Any given day can be filled with historic events, but some time has to pass before we recognize it as such. October 7, 1978, was one of those days. The Los Angeles Dodgers advanced to the World Series that night, and after the game was over, we turned on the radio.
Bob Seger’s “Hollywood Nights” peaked at Number 12 on the singles chart. It’s the quintessential Bob Seger record–a smart lyric about making your way in a world that wants to steal your money and break your heart, delivered with Seger’s trademark crunch. All-time classic lines: “She had been born with a face that would let her get her way/He saw that face and he lost all control.”Boston’s “Don’t Look Back” peaked at Number 4. We would have been surprised to know that it would be their last major hit for eight years, until “Amanda” in 1986.
The Rolling Stones performed “Beast of Burden” and “Respectable” on Saturday Night Live. This was the night Mick grossed out America by licking Ron Wood’s cheek in mid-solo.
Toto’s first single, “Hold the Line,” was released. Can you think of an artist that sold more records and got less love than Toto? “Hold the Line” became a radio hit because it sounded like it should be one–perfect for both Top 40 and album-rock formats.

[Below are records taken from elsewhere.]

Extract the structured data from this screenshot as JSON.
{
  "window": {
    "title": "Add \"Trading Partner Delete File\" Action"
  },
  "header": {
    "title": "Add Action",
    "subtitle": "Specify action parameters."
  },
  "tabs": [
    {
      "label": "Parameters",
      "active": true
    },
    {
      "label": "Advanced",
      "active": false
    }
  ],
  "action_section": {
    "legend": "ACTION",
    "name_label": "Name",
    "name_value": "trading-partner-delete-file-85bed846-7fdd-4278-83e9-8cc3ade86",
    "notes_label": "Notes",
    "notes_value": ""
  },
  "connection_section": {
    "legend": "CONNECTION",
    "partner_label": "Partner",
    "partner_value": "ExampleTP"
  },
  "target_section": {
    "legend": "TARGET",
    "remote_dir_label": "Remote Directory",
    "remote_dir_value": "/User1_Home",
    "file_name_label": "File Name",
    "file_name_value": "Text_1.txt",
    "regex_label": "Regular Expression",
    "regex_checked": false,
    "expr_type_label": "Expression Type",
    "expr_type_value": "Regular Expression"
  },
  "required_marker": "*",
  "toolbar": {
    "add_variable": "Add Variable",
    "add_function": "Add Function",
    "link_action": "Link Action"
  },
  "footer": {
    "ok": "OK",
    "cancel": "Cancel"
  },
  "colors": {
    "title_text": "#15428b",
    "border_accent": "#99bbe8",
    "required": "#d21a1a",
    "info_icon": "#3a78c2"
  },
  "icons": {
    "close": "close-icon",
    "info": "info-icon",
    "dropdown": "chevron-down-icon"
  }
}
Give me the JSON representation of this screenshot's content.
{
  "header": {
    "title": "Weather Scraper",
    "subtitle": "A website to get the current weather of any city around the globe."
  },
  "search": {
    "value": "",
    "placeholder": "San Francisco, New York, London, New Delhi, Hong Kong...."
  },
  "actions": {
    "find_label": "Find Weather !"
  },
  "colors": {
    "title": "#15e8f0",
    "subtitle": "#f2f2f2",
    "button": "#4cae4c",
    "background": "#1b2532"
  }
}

John Mellencamp celebrated his 27th birthday. It would be the last time he celebrated a birthday without having it mentioned on lists of notable birthdays, because by the time he would turn 28, the album Nothin’ Matters and What If It Did would be out, and the single “I Need a Lover” would be on its way up the charts.